◆ Exercise aim ◆
Show every line below where "size" can be found.

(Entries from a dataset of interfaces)
-=-=-=-=-

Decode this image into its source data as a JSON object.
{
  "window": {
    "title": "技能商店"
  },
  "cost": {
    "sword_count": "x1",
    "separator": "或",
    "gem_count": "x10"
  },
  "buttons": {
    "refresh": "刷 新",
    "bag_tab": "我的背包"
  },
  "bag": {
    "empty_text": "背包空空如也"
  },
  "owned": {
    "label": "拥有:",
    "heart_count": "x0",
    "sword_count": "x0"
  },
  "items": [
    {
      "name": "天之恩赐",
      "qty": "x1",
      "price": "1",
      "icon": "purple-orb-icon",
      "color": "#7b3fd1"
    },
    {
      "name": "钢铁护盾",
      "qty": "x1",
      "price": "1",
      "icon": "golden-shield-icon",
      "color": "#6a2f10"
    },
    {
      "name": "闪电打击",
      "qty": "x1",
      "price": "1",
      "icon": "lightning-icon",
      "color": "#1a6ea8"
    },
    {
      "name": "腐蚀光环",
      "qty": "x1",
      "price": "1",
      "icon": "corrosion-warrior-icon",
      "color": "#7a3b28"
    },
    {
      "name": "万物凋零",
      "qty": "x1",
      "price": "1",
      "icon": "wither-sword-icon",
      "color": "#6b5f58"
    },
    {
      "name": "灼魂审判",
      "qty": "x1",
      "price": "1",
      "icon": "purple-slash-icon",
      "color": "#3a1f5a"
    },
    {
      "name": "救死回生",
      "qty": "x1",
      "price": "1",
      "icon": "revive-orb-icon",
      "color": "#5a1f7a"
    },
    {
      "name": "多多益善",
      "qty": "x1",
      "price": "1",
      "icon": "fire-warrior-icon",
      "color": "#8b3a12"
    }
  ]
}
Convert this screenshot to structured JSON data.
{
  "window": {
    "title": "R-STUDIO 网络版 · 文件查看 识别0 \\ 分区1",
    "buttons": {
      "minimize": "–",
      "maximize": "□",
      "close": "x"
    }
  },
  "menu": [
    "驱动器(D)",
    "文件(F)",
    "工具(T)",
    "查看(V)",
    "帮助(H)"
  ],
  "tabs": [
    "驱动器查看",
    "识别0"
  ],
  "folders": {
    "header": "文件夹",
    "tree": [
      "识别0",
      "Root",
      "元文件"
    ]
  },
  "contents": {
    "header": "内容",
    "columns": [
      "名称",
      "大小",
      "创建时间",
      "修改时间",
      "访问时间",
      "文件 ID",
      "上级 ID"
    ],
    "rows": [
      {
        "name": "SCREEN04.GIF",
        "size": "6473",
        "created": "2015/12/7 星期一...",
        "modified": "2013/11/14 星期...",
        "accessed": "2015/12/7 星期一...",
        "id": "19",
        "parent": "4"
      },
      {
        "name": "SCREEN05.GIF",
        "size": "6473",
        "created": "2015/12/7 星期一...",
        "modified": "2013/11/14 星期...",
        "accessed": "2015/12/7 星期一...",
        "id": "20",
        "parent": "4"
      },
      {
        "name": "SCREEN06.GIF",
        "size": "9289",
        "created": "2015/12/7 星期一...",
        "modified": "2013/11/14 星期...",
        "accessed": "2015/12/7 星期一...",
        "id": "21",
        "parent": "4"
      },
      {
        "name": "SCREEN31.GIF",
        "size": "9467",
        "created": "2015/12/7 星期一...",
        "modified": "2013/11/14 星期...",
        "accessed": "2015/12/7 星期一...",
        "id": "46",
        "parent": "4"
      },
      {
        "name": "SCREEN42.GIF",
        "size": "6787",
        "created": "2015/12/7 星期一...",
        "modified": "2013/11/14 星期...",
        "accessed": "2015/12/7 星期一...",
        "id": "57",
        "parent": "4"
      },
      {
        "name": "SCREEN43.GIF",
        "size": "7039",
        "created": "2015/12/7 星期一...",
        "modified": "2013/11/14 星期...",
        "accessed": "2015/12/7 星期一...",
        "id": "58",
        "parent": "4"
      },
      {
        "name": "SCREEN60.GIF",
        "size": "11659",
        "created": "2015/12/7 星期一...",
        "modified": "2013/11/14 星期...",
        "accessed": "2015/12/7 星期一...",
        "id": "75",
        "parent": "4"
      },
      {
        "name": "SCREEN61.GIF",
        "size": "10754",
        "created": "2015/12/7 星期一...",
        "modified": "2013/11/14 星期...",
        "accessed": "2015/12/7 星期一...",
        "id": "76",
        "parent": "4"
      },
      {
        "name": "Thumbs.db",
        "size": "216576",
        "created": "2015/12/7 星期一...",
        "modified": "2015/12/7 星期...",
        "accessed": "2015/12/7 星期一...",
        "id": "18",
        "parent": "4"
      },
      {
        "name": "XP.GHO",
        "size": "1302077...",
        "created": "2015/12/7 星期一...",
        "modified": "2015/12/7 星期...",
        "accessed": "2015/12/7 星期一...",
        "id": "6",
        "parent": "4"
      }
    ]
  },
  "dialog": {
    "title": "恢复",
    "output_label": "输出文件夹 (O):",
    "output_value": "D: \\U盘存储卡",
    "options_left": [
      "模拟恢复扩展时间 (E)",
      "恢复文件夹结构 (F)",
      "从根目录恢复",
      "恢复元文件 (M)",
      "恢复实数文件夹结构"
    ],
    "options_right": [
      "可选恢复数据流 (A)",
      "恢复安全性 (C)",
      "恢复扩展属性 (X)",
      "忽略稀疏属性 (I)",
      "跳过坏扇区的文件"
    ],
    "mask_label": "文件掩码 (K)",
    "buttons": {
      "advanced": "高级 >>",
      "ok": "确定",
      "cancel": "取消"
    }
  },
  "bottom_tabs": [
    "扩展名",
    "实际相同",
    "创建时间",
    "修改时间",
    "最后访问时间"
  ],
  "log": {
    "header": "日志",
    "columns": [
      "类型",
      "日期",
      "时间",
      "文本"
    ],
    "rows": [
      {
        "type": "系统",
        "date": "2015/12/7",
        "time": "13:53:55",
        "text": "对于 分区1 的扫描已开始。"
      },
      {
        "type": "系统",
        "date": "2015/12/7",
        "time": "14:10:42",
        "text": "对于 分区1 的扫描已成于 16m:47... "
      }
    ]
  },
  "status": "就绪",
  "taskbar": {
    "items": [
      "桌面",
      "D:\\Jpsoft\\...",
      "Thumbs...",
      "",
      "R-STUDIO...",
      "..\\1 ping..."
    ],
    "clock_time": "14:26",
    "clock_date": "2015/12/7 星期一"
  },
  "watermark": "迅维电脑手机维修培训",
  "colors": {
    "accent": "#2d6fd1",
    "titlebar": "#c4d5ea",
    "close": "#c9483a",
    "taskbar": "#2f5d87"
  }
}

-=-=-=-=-

◆ Answer section ◆
        "size": "6473",
        "size": "6473",
        "size": "9289",
        "size": "9467",
        "size": "6787",
        "size": "7039",
        "size": "11659",
        "size": "10754",
        "size": "216576",
        "size": "1302077...",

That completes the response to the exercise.